The Department of Electrical and Computer Engineering stimulates excellence in scholarship and research through close contact with the faculty and programs tailored to fit students' individual needs.
Students select an advisor and, with the advisor, plan an individual program bounded only by the broad guidelines of the Graduate College and the program. The department maintains close interdisciplinary ties with other University of Iowa departments, especially with the Departments of Physics and Astronomy, Computer Science (College of Liberal Arts and Sciences), Mechanical and Industrial Engineering, and Biomedical Engineering, and the Carver College of Medicine. Principal areas of graduate study include waves and materials, computer systems, wireless communications, signal and image processing, computational genomics, and control systems and systems theory. View principal areas of study under Research and Study Areas in the Electrical and Computer Engineering section of the Catalog.
The Master of Science program in electrical and computer engineering requires 30 s.h. of graduate credit with or without thesis. Either option may precede Ph.D. study. M.S. students must maintain a cumulative g.p.a. of at least 3.00.
Thesis students must complete at least 12 s.h. from an approved list of electrical and computer engineering courses and 6 s.h. in ECE:5999 Research: Electrical and Computer Engineering M.S. Thesis. Nonthesis students must complete at least 18 s.h. from an approved list of electrical and computer engineering courses; they may count no more than 3 s.h. of independent study toward the degree. For a list of approved courses, see the Electrical and Computer Engineering Graduate Manual. Courses required for the B.S.E. in electrical engineering do not count toward the M.S. requirements.
Students who plan to satisfy thesis requirements must successfully complete a final examination, which is conducted by a committee of at least three faculty members. The final examination consists of an oral defense of the thesis.
Software Engineering Subprogram
A subprogram in software engineering is available to both thesis and nonthesis students. Both thesis and nonthesis options require a minimum of 30 s.h. of graduate credit. All rules for additional credit and the M.S. final examination are the same as for the M.S. without the subprogram. Successful completion of the subprogram results in a designation that specifies the software engineering subprogram on a student's transcript.

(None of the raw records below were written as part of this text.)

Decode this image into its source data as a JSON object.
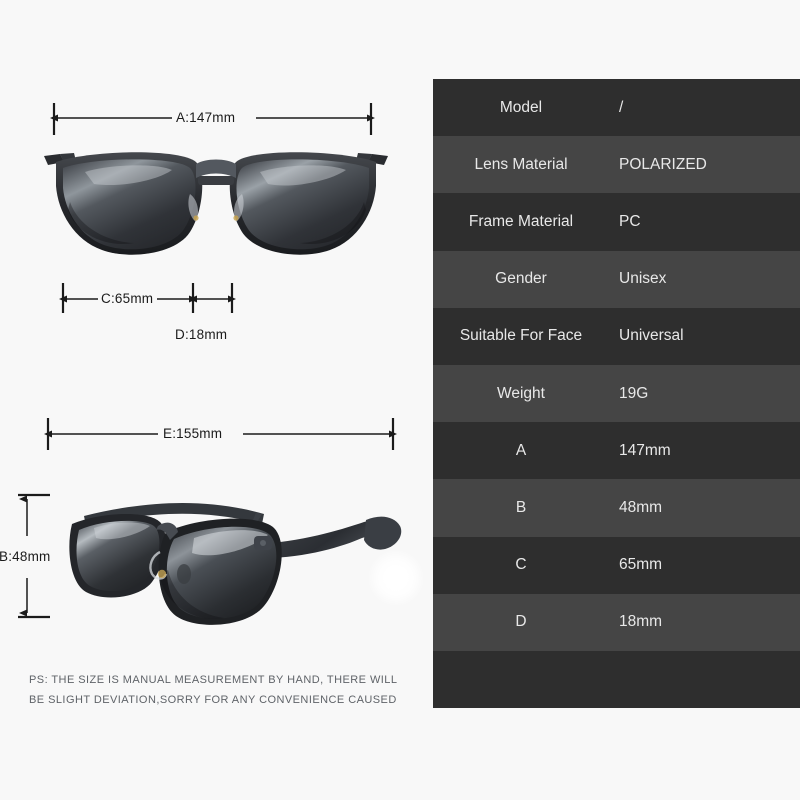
{
  "product": {
    "front_view_alt": "sunglasses-front-view",
    "angled_view_alt": "sunglasses-angled-view"
  },
  "dimensions": {
    "a_label": "A:147mm",
    "c_label": "C:65mm",
    "d_label": "D:18mm",
    "e_label": "E:155mm",
    "b_label": "B:48mm"
  },
  "disclaimer": {
    "line1": "PS: THE SIZE IS MANUAL MEASUREMENT BY HAND, THERE WILL",
    "line2": "BE SLIGHT DEVIATION,SORRY FOR ANY CONVENIENCE CAUSED"
  },
  "spec_table": {
    "rows": [
      {
        "key": "Model",
        "value": "/"
      },
      {
        "key": "Lens Material",
        "value": "POLARIZED"
      },
      {
        "key": "Frame Material",
        "value": "PC"
      },
      {
        "key": "Gender",
        "value": "Unisex"
      },
      {
        "key": "Suitable For Face",
        "value": "Universal"
      },
      {
        "key": "Weight",
        "value": "19G"
      },
      {
        "key": "A",
        "value": "147mm"
      },
      {
        "key": "B",
        "value": "48mm"
      },
      {
        "key": "C",
        "value": "65mm"
      },
      {
        "key": "D",
        "value": "18mm"
      },
      {
        "key": "",
        "value": ""
      }
    ]
  },
  "colors": {
    "background": "#f8f8f8",
    "row_dark": "#2e2e2e",
    "row_light": "#454545",
    "text_light": "#e8e8e8",
    "dimension_line": "#1b1b1b",
    "disclaimer_text": "#5f6368"
  }
}
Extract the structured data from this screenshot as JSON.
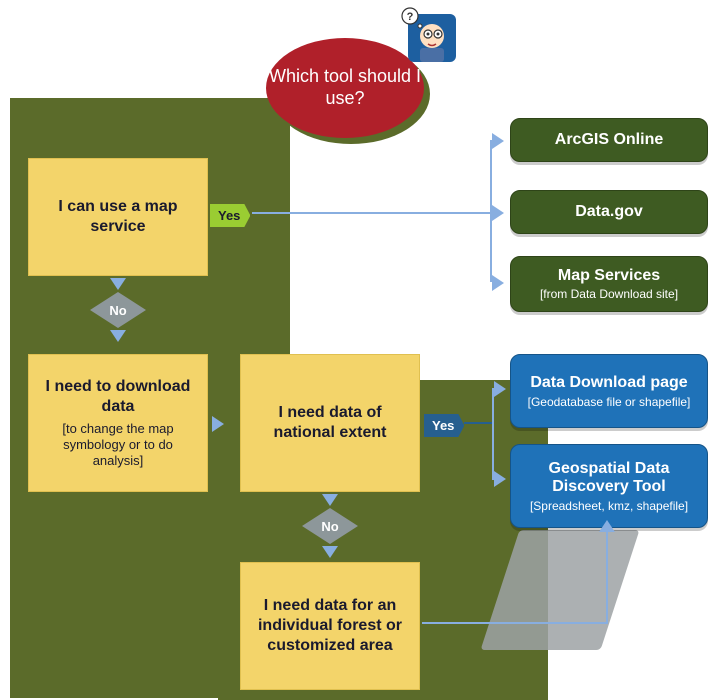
{
  "title": "Which tool should I use?",
  "decisions": {
    "map_service": {
      "text": "I can use a map service"
    },
    "download_data": {
      "text": "I need to download data",
      "sub": "[to change the map symbology or to do analysis]"
    },
    "national_extent": {
      "text": "I need data of national extent"
    },
    "individual_forest": {
      "text": "I need data for an individual forest or customized area"
    }
  },
  "labels": {
    "yes": "Yes",
    "no": "No"
  },
  "tools": {
    "arcgis": {
      "text": "ArcGIS Online"
    },
    "datagov": {
      "text": "Data.gov"
    },
    "mapservices": {
      "text": "Map Services",
      "sub": "[from Data Download site]"
    },
    "datadownload": {
      "text": "Data Download page",
      "sub": "[Geodatabase file or shapefile]"
    },
    "discovery": {
      "text": "Geospatial Data Discovery Tool",
      "sub": "[Spreadsheet, kmz,  shapefile]"
    }
  },
  "icons": {
    "thinker": "person-thinking-icon"
  }
}
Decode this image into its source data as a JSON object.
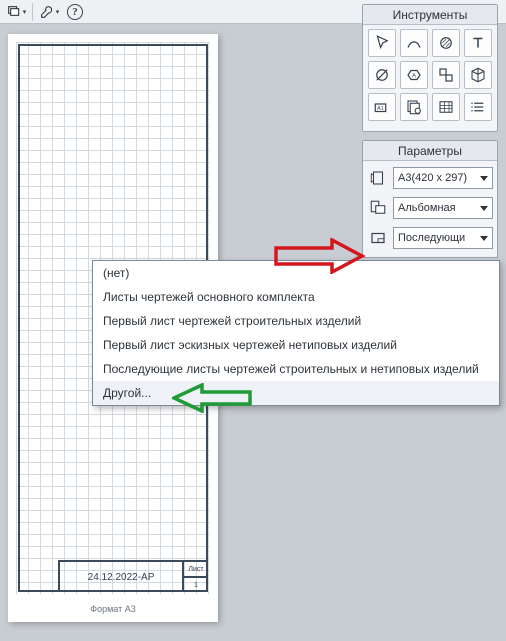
{
  "topbar": {
    "btn_stack": "stack-icon",
    "btn_wrench": "wrench-icon",
    "btn_help": "?"
  },
  "canvas": {
    "date_label": "24.12.2022-АР",
    "side_top": "Лист",
    "side_bottom": "1",
    "footer": "Формат   A3"
  },
  "instruments": {
    "title": "Инструменты"
  },
  "params": {
    "title": "Параметры",
    "size_value": "A3(420 x 297)",
    "orient_value": "Альбомная",
    "template_value": "Последующи"
  },
  "dropdown": {
    "items": [
      "(нет)",
      "Листы чертежей основного комплекта",
      "Первый лист чертежей строительных изделий",
      "Первый лист эскизных чертежей нетиповых изделий",
      "Последующие листы чертежей строительных и нетиповых изделий",
      "Другой..."
    ]
  }
}
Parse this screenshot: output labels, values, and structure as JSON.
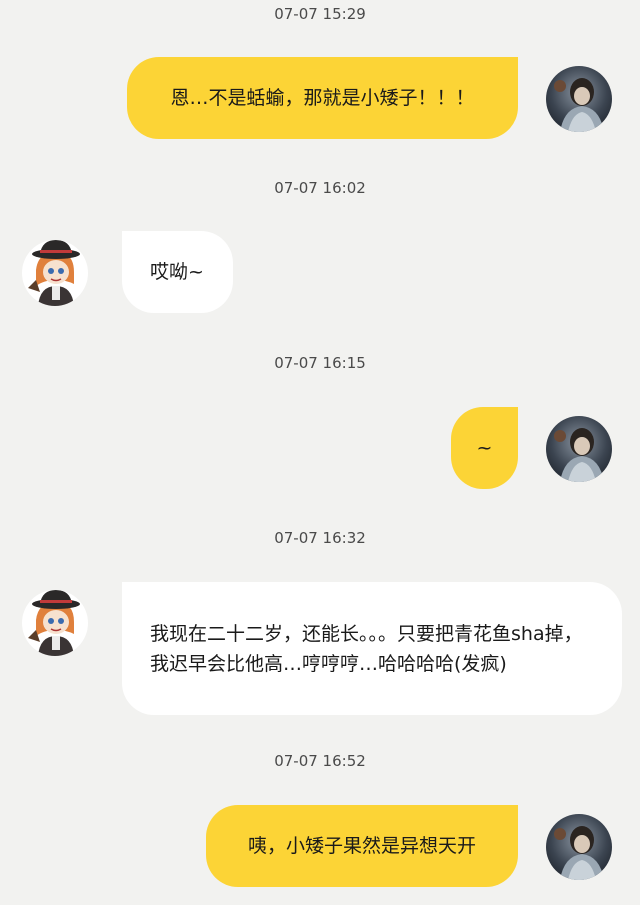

The software engineering subprogram requires the following course work.
|ECE:5310||Introduction to VLSI Design||3|
|ECE:5320||High Performance Computer Architecture||3|
|ECE:5330||Graph Algorithms and Combinatorial Optimization||3|
|ECE:5800||Fundamentals of Software Engineering||3|
|ECE:5810||Formal Methods in Software Engineering||3|
|ECE:5820||Software Engineering Languages and Tools||3|
|ECE:5830||Software Engineering Project||3|
In addition to the courses listed above, thesis students complete another 3 s.h. of course work from the approved list of electrical and computer engineering courses; nonthesis students complete another 6 s.h. For a list of approved courses, see the Electrical and Computer Engineering Graduate Manual.
Applicants must meet the admission requirements of the Graduate College; see the Manual of Rules and Regulations of the Graduate College.
Applicants must have a g.p.a. of at least 3.00 on all electrical and computer engineering, mathematics, and physics course work. Those with a g.p.a. between 2.75 and 3.00 in electrical and computer engineering, mathematics, and physics course work may be admitted on probation, if warranted by other aspects of their academic records.
Students with baccalaureate degrees in related areas (e.g., physics, mathematics, and computer science) may be admitted on conditional status. They may be required to complete additional course work, without earning graduate credit, before being granted regular status.
Each application is reviewed individually. Extenuating circumstances may permit deviations from the usual standards.
A number of fellowships, traineeships, assistantships, scholarships, and industrial grants are available to graduate students who qualify. These are awarded on a competitive basis.
The engineering profession is a foundation for a variety of careers in industry, medicine, law, government, and consulting. Electrical engineers find employment everywhere smart technology is employed. They consistently rank among the most sought after and highest-paid technology professionals. On average, 93-98 percent of graduates are employed in their field of study or pursuing advanced education within seven months of graduation.
Engineering Professional Development (EPD) develops and promotes experiential education and professional opportunities for students. Professional staff coordinate the college's co-op and internship program, engage in employer outreach, and provide opportunities for students to network with employers, including an engineering career fair and other career-development programming each semester. EPD also offers individual advising and class presentations on résumé and cover letter preparation, job and internship search strategies, interviewing skills, and job offer evaluation.